When a girl moves into an old house, she finds a door leading to a world that eerily mimics her own, but with sinister differences. "An electrifyingly creepy tale likely to haunt young readers for many moons," wrote PW in a boxed review. Ages 8-up. (Aug.) Copyright 2003 Reed Business Information.
School Library Journal Reviews 2002 August
Gr 6-8-When Coraline and her parents move into a new house, she notices a mysterious, closed-off door. It originally went to another part of the house, which her family does not own. Some rather eccentric neighbors call her Caroline and seem not to understand her very well, yet they have information for her that will later prove vital. Bored, she investigates the door, which takes her into an alternate reality. There she meets her "other" mother and father. They are very nice to her, which pleases Coraline but also makes her a little suspicious. Her neighbors are in this other world, and they are the same, yet somehow different. When Coraline gets nervous and returns home, her parents are gone. With the help of a talking cat, she figures out that they are being held prisoner by her other parents, as are the souls of some long-lost children. Coraline's plan to rescue them involves, among other things, making a risky bargain with her other mother whose true nature is beginning to show. The rest of the story is a suspense-filled roller coaster, and the horror is all the more frightening for being slightly understated. A droll humor is present in some of the scenes, and the writing is simple yet laden with foreboding. The story is odd, strange, even slightly bizarre, but kids will hang on every word. Coraline is a character with whom they will surely identify, and they will love being frightened out of their shoes. This is just right for all those requests for a scary book.-Bruce Anne Shook, Mendenhall Middle School, Greensboro, NC Copyright 2002 Cahners Business Information.
VOYA Reviews 2002 October
Think of all the stories that would not be if a child could ignore a locked door-from Francis Hodgson Burnett's Secret Garden to J. K. Rowling's Harry Potter and the Sorcerer's Stone (Scholastic, 1998/VOYA December 1998). Here the door in question appears bricked up the first time Coraline opens it, but one afternoon she goes through and discovers a misty world peopled with other versions of the inhabitants of her building-with a few major differences.

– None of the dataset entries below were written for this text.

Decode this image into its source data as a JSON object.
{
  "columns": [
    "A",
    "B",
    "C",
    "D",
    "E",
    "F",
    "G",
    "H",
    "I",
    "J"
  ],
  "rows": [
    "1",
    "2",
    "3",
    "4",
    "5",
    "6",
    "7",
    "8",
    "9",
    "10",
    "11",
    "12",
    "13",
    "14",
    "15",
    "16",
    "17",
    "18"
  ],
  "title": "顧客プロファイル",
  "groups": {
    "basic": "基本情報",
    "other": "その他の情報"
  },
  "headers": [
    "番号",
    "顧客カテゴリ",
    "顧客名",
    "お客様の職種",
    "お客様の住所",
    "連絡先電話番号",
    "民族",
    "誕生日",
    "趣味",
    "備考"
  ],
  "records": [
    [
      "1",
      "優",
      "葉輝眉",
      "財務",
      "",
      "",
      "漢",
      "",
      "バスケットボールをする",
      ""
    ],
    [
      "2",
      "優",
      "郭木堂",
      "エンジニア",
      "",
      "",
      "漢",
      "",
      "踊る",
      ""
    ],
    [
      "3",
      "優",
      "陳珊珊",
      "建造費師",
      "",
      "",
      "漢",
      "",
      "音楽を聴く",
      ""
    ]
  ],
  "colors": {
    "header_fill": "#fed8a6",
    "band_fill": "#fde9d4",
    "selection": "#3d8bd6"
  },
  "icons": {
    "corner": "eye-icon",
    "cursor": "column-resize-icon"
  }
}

In this ghostworld, her workaholic parents pay attention to her at last, but they have become creepy beetle eaters with black button eyes. Should she stay or should she go? When Coraline declines to remain in this alternative world and have her eyes replaced with buttons, the other mother kidnaps her real parents to lure her back. One cannot help comparing this tale to Lewis Carroll's Alice's Adventures in Wonderland and its companion Through the Looking Glass. Coraline enters a fantasy world where mirrors figure prominently. She is aided by a talking cat and must participate in a game of sorts to rescue her real parents and reclaim the souls of three other children. Coraline is a more savvy and sensible heroine than Alice, and the lack of nonsense creates a frighteningly realistic fantasy. Lean crisp prose adds to the suspense and propels the story, and the eerie black-and-white illustrations by Dave McKean heighten the nightmarish quality of the tale. Do not read this one before bedtime!-Beth Gallaway. PLB $15.89. ISBN 0-06-623744-0. Illus. 4Q 4P M J Copyright 2002 Voya Reviews